top of page
  • mw3c09

Testing in the Fire

Are you tough enough? Has your mettle been tested in the heat of the fire? Have you been on the front lines of change when it was just you (and your points of view) attempting to take the hill?

I ask this because I believe it’s essential to be tested as a leader aspiring to new levels. Without this testing, you’ll never know if you have what it takes to enter that hallowed territory reserved for the few who can claim leadership in the trenches. It’s this kind of leadership that I believe more HR professionals have been asked to step into, especially over the course of the past two years.

As you enter this new year, the only thing predictable is unpredictability. We all have to be tougher.

HR has historically relied on the folks in the ‘business line’ to make the tough decisions: innovative product line launches, new revenue ideas, the final decision to retrench and reduce the workforce, etc. Those bottom-line decisions are for those with titles outside of HR. Right? Sure, HR is the strategic business partner who frames the case and provides the thought leadership and necessary tools from the toolkit, enabling and partnering with the business to make decisions.

However, the strategic HR leader who has truly ‘arrived’ is quite intentionally placing herself in the position of owning those tough business decisions as much as the other business leaders would. They will have risen to the occasion wonderfully through a global pandemic, social unrest, and economic mayhem.

Unfortunately, it’s still completely conceivable that HR can get, well….soft. Meaning they may easily (or even happily) find themselves in a position of luxury where the difficult decisions are left to their colleagues in other functions. If that’s true, they almost assuredly never really grow as professionals. They will never lay claim to that crucible experience where they attain victorious outcomes, stretching themselves to new leadership levels.

The big question is, ‘are you willing to take the heat?’

As those HR leaders who have been in the field for several years and made progressively responsible moves will attest, leadership is tough work. It requires the need to have the courage of your convictions. In 2010, HR Executive Online published an article containing similar points – a piece I believe still holds true today over a decade later. One section noted that “many HR executives second-guess themselves. Unsure of their beliefs, they wait for signals or orders from the CEO and senior management team.” If HR leaders have truly assumed their ‘seats at the table’ (an expression we've all grown weary of!), then they must, by default, operate with courageous leadership. They must be willing to take the heat.

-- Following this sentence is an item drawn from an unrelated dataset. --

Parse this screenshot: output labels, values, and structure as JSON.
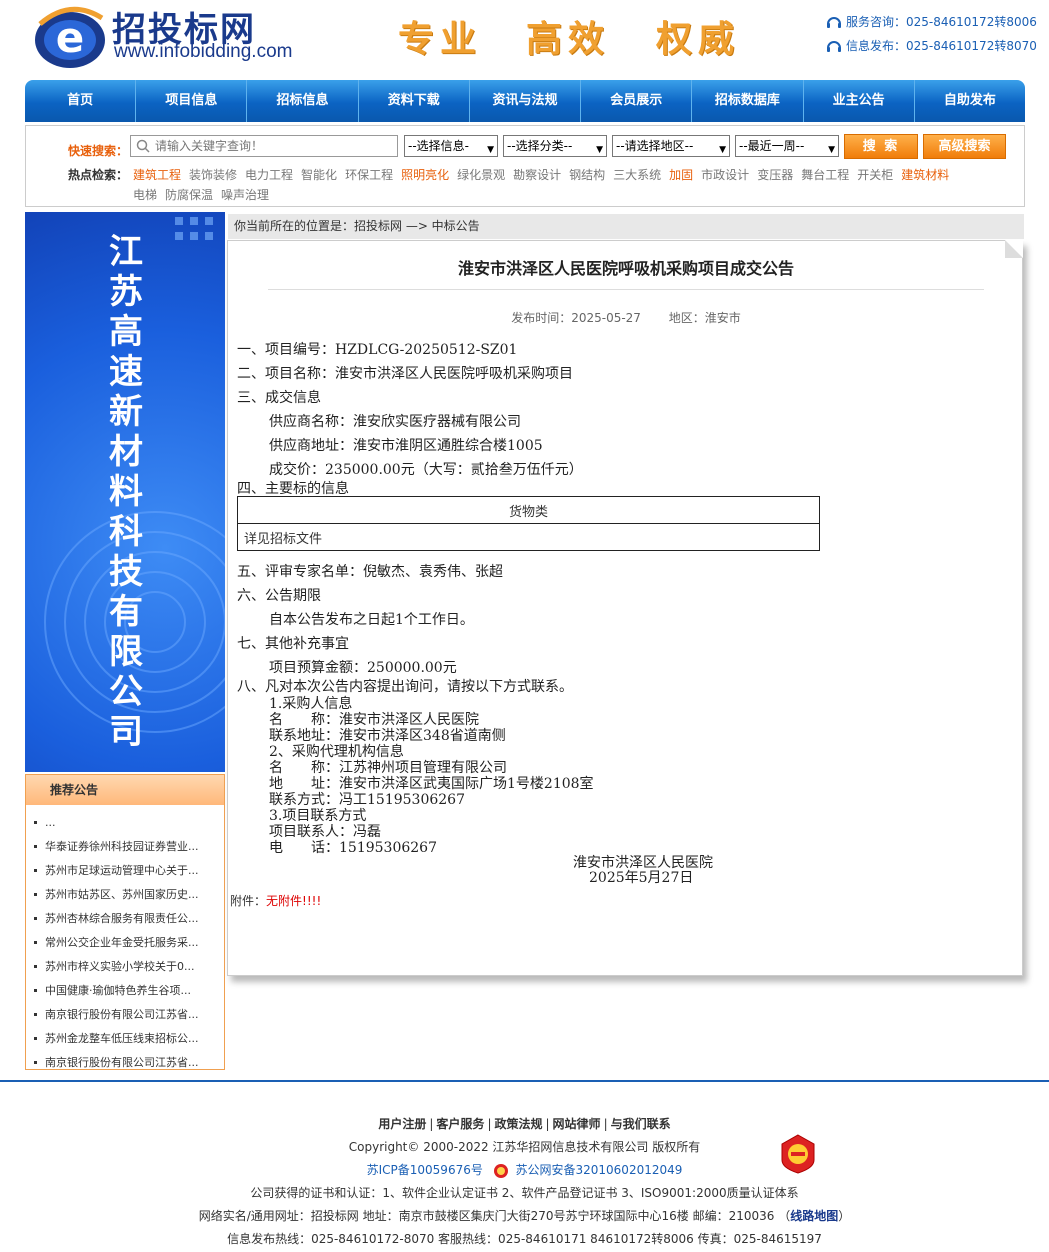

Sometimes, that heat may come internally when you deem a certain organizational decision to impact morale, sustainability, talent capacity, etc., negatively. If this happens, it is incumbent upon you as an HR leader to speak up, regardless of how unpopular it is. One of my leadership credos is "to have the courage to make decisions even when unpopular or unsolicited."

Sitting in the top seats – or even near them – means unpopularity. It means that many folks will not like your views. They may even confuse those views with their feelings about you. I fear that too many HR leaders are entirely too concerned with staff happiness which can easily translate into passive leadership and, in turn, an unwillingness to take the heat.

Being willing to take the heat must also come with having your facts. Data, data, data. You need proof points. You need to have statistics at the ready – statistics whose sources have been widely used and vetted. And, be sure that you aren’t carrying innate biases on the subject and, therefore, simply looking for data that backs you up.

Finally, as a business leader (remember, business leader first, HR leader second) who may eventually come under fire, you will need to be able to speak another language. As an HR leader, your 'native' language is change management, strategic sourcing, total rewards, talent management, OD…etc. But you’ll need other languages rooted in the nuances and business of your company. You should be just as well versed on the vulnerabilities of your company’s revenue model as you are about the compliance issues in benefits. With this understanding and approach, your challenges and courageous convictions will truly mean something.

Stepping into this terrain is not for the faint of heart. But since when is anything worth attaining billed as ‘easy’?

Happy New Year! Now, toughen up!

Recent Posts

See All

I often describe the effective functioning of an executive team within a company as its "secret sauce." When the executive team of the C-Suite is firing on all cylinders, there is no challenge too lar

(revised from a previous version published on LinkedIn) Teams play to win. Some analysts state that the typical football team scores on about one-third of its offensive possessions, resulting in eith

bottom of page